Joint Meeting of PGSMA and Jewish Genealogical Society of Greater Boston: Books of Residents & Other Valuable Polish Records
by Fay and Julian Bussgang
There are many valuable genealogical resources in Poland beyond vital records, some of which are now available online. The most informative are Books of Residents (Księgi Ludności). These are 19th–20th century municipal registration books that have survived for many towns. They contain detailed information about all the inhabitants in each household who had their legal residence in that community. Other useful documents include business directories, passport and I.D. applications, notary records, deportation to Siberia records, professional and military records. Fay and Julian Bussgang showed examples of data from these sources and explain how to access them. This talk focused on documents that are not connected to any particular religious group but apply to all who have roots in Poland.
Boston Polish Fest, May 2016
On May 1, 2016 the PGSMA was delighted to host a table as part of the cultural displays on exhibit at the Boston Polish Festival. Although the day was a bit cloudy and chilly, the turn-out at the event was large and diverse. Festival attendees included recent immigrants, those of Polish descent, and plenty of folks pretending to be Polish for the day!
Volunteers at our table spent the afternoon answering general questions about the Society, how to get started on research, and how to get past roadblocks. A few who visited the table were lucky enough to find out where their ancestral villages are on today's map of Europe, the meaning of a surname, or how to start turning an old box of photos into the roots of a family tree.
Those who visited the table also had the chance to find out more about upcoming events. Some lobbied for more events in eastern Massachusetts so they can advantage of the PGSMA. That feedback certainly will be considered as we plan future events. We thank everyone who visited our table at Boston Polish Fest 2016.
Lowell, September 2015
On September 20, 2015 the Lowell Polish Cultural Committee and the PGSMA hosted and PGSMA genealogical outreach at the Dom Polski in Lowell. A crowd of 75 attendees listened to speakers Alan Doyle Horbal and Sara Campbell present talks suitable for both the beginner and avid researcher.
After the talks, volunteers were on hand to assist with translations, research, and questions. The ever popular Map Your Ancestral Village display was manned by two volunteers.
The Lowell Polish Cultural Committee assisted with organizing, publicizing, and running this event. The group provided refreshments as well as a table of additional resources. The Dom Polski in Lowell hosted this event allowing those living in and around in the surrounding areas the opportunity to attend this event.
Worcester, November 2014
On November 8, 2014 the Krakowiak Polish Dancers of Boston, a 75-year-old troupe, devoted to celebrating Polish culture and traditions through song and dance, performed at the Worcester Public Library. The program was part of the Worcester Ethnic Mosaic Series at the Library and was supported in part by a grant from the Worcester Arts Council, a local agency that is supported by the Massachusetts Cultural Council, a state agency.
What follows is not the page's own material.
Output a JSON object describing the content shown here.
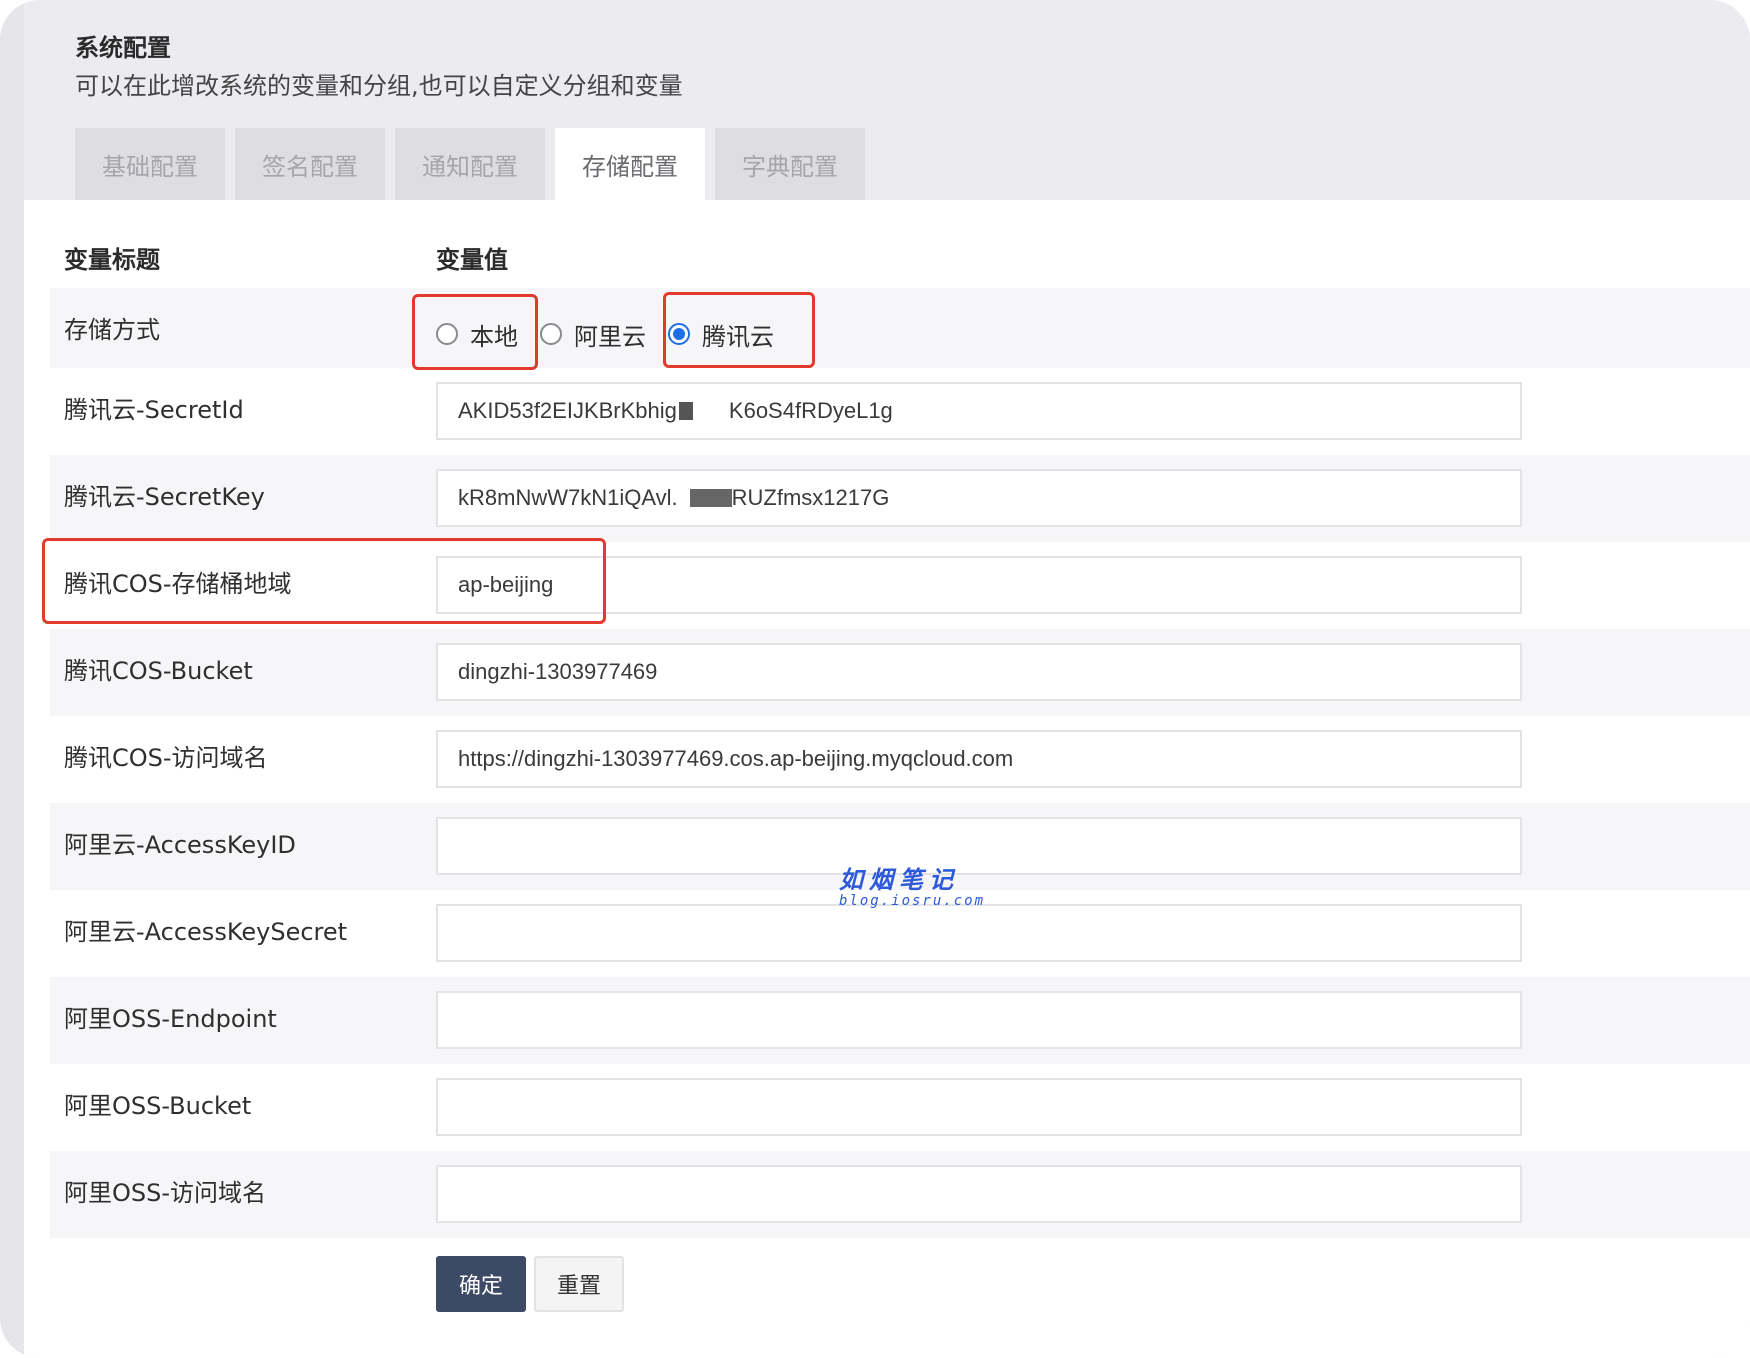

The PGSMA was excited to have the opportunity to have a table at the performance venue, to meet so many new folks from the Worcester area, and to enjoy the performance of the wonderful dancers.
If your area is having a Polish event of any type and would like the PGSMA to provide an informational table, please contact us! We'd love to attend and to help people learn more about us and to assist people with an interest in Polish culture and genealogy.